As the result of a federal judge's decision that an Idaho health system violated antitrust laws when it purchased the state's largest independent physician practice, hospitals and systems interested in similar acquisitions will need to consider the ruling's potential effect on referrals both to their facilities and those adjacent.
U.S. District Judge B. Lynn Winmill released his findings of fact and conclusions of law that explain his decision in the case of St. Luke's Hospital System verses St. Alphonsus Health System, Treasure Valley Hospital in Boise, the Federal Trade Commission and the Idaho Attorney General.
Among his findings, the judge said that St. Luke's partnership with the Saltzer Medical Group in Nampa would have significant effect on referrals to hospitals and specialists in Canyon County. "Patients largely accept the recommendations of their primary care physicians as to what hospital, specialist and ancillary services they should use," he wrote.
Although he acknowledged that the partnership allowed Saltzer physicians to have complete discretion when referring patients, in practice, he said, discretion typically favors the hospital that employs the physicians. As an example, he pointed to St. Luke's purchase of Idaho Cardiothoracic and Vascular Associates. Prior to the purchase, the specialists sent 34 percent of their inpatient referrals to St. Alphonsus. But after the purchase, they didn't send any referrals to St. Alphonsus; all referrals went to St. Luke's.

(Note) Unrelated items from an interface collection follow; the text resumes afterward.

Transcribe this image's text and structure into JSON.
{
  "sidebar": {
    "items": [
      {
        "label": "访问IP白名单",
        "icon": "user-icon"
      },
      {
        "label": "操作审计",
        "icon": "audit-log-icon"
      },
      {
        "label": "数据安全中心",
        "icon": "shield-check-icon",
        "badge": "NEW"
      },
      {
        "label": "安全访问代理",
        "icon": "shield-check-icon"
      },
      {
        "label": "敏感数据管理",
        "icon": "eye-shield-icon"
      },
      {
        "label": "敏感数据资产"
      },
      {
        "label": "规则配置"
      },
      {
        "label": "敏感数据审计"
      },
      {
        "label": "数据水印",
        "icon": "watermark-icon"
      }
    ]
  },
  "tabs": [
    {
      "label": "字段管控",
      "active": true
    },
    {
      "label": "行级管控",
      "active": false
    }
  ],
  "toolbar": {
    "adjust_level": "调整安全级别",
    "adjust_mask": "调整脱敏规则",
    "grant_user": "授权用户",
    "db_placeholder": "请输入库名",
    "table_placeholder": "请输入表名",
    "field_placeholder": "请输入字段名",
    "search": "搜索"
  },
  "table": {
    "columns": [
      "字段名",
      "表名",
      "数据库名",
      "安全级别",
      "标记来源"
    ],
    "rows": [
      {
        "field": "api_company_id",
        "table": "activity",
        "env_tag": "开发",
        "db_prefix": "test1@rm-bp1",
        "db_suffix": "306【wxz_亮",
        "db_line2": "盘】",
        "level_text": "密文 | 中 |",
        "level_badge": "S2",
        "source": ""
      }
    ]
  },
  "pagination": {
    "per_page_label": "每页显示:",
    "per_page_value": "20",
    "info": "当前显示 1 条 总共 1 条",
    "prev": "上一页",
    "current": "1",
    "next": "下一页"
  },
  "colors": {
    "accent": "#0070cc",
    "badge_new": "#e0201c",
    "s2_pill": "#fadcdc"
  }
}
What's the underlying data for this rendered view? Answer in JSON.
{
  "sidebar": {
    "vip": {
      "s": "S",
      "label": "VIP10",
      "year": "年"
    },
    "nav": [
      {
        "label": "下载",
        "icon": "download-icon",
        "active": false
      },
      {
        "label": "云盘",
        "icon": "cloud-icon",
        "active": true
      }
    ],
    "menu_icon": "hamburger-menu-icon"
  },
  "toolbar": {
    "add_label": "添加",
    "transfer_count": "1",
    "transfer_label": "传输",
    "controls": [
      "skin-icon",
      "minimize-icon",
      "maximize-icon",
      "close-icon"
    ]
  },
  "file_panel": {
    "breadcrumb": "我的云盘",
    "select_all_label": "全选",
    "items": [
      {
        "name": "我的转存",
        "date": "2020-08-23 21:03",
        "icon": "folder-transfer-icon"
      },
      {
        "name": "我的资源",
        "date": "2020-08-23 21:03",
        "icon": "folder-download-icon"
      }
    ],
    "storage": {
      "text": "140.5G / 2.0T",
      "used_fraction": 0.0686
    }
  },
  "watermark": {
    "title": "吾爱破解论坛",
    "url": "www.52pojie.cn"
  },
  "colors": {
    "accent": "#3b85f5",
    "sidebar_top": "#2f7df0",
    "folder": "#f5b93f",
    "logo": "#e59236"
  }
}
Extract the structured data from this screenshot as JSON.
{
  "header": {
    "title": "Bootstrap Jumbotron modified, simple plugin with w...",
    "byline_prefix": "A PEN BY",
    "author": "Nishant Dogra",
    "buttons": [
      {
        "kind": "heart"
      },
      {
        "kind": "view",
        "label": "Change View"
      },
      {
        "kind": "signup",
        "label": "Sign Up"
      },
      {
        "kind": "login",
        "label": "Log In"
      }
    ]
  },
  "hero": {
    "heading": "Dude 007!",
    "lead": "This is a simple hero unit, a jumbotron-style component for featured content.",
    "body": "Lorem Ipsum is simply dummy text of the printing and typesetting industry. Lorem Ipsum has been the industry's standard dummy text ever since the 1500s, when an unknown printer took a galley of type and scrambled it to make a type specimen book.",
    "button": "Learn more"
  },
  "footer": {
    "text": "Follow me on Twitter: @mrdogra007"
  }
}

A similar scenario occurred following St. Luke's purchase of Boise Orthopedic Clinic.
"After the acquisition, it is virtually certain that this trend will continue and Saltzer referrals to St. Luke's will increase," Winmill wrote.
He also determined that the Saltzer acquisition would result in higher prices for primary physician care and ancillary services, such as lab and diagnostic imaging. "St. Luke's own analysis projected that it could gain an extra $750,000 through hospital-based billing from Saltzer from commercial payers for lab work and $900,000 extra for diagnostic imaging," he wrote.
Last week, Christy Neuhoff, St. Luke's chief legal counsel, told FierceHealthcare that the system likely will appeal the decision to the Ninth Circuit. St. Luke's maintains that the acquisition of the 40-physician practice was essential to its goal to integrate care in the area and improve patient outcomes.
While Winmill acknowledged that the partnership would indeed improve care, he said the acquisition of a physician practice is not the only way to achieve integrated care.
To learn more:
- read Winmill's findings (.pdf)